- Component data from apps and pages
-=-=-=-=-

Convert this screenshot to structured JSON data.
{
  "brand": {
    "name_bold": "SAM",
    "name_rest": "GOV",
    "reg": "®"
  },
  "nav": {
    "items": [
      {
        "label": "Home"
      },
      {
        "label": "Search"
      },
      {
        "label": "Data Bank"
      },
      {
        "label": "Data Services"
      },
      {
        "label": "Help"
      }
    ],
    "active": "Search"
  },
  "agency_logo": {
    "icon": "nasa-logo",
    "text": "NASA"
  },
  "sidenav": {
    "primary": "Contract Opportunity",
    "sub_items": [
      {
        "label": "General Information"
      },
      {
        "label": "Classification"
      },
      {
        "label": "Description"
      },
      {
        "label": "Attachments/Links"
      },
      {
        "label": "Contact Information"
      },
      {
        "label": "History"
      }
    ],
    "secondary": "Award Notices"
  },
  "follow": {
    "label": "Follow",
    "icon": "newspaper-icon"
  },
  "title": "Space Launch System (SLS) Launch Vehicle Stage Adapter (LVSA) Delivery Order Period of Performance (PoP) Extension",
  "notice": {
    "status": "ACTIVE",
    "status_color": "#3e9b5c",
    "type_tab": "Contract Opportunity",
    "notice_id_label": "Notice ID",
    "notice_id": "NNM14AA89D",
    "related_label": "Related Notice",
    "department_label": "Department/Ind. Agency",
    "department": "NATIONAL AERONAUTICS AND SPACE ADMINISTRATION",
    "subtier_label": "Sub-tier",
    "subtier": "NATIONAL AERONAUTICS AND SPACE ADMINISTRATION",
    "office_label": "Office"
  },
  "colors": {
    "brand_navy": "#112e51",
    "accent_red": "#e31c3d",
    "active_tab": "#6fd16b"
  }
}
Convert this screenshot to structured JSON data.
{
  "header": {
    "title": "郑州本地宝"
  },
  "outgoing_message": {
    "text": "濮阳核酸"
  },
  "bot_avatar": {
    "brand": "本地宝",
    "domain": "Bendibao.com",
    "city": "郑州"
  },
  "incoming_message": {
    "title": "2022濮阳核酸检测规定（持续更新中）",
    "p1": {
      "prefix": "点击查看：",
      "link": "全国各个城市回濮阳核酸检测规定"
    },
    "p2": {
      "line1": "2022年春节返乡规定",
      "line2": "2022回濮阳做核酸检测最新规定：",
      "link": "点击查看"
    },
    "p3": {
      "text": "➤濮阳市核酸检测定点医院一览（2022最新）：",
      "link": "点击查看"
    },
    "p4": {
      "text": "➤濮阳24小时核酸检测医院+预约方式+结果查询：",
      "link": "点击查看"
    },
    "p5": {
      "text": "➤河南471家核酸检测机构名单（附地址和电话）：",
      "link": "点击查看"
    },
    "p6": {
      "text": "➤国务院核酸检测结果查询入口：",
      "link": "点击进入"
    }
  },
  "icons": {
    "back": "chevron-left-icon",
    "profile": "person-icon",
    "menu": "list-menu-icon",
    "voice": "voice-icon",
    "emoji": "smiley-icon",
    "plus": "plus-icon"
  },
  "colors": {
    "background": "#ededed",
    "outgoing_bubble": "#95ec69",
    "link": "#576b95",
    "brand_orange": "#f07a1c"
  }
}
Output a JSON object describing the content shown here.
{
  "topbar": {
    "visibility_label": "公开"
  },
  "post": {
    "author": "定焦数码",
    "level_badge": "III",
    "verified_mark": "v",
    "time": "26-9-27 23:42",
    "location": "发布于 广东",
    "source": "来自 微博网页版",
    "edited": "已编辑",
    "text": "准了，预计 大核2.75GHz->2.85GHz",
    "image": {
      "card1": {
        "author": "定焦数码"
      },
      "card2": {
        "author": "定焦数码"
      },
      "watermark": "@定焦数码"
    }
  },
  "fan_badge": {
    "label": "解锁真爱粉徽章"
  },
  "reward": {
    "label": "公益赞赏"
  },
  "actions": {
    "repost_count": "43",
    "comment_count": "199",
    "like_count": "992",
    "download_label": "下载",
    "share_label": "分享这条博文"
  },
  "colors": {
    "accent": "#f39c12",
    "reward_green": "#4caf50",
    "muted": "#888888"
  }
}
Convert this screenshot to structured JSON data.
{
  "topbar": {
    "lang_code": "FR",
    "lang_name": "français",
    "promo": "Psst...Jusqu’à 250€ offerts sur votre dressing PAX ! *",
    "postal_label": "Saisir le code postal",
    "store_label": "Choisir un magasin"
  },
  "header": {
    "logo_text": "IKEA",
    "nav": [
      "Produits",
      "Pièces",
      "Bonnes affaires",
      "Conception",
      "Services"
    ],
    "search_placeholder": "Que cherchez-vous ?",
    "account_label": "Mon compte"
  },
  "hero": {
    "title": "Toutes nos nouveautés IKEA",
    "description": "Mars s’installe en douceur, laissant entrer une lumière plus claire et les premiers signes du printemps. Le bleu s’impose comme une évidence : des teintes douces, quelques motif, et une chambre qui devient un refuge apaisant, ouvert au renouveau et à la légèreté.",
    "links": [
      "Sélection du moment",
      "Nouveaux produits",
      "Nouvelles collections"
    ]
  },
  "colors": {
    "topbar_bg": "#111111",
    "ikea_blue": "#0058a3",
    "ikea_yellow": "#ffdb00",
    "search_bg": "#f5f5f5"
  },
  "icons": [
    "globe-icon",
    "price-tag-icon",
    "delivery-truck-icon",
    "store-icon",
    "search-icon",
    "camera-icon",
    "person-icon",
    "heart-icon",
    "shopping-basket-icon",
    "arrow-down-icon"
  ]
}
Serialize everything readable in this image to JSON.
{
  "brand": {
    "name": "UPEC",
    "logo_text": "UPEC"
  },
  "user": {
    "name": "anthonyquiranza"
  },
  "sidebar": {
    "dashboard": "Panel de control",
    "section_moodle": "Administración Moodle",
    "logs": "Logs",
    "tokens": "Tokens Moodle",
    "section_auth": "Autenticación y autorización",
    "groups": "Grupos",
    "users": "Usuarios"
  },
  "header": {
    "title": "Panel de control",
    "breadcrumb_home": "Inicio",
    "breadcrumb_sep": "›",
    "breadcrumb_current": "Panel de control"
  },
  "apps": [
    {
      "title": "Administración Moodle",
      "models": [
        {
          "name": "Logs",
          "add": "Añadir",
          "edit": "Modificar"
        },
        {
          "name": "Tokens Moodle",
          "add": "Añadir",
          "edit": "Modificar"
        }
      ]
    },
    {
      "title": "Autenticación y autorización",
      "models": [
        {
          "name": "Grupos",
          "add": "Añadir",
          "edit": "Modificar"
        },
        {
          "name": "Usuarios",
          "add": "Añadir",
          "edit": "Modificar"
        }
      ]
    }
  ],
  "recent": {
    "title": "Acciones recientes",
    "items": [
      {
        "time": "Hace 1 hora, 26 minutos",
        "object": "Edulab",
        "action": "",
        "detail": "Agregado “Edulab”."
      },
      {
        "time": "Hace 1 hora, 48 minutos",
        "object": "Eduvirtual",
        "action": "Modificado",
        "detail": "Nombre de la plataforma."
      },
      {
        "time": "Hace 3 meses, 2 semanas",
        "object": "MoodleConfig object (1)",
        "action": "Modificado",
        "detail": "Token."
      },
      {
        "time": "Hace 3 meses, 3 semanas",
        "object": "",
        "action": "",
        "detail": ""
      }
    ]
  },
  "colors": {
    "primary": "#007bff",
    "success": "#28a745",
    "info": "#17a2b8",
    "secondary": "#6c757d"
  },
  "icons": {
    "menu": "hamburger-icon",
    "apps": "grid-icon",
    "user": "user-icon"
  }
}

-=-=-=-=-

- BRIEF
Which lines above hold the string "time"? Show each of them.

- RESPONSE AREA
    "time": "26-9-27 23:42",
        "time": "Hace 1 hora, 26 minutos",
        "time": "Hace 1 hora, 48 minutos",
        "time": "Hace 3 meses, 2 semanas",
        "time": "Hace 3 meses, 3 semanas",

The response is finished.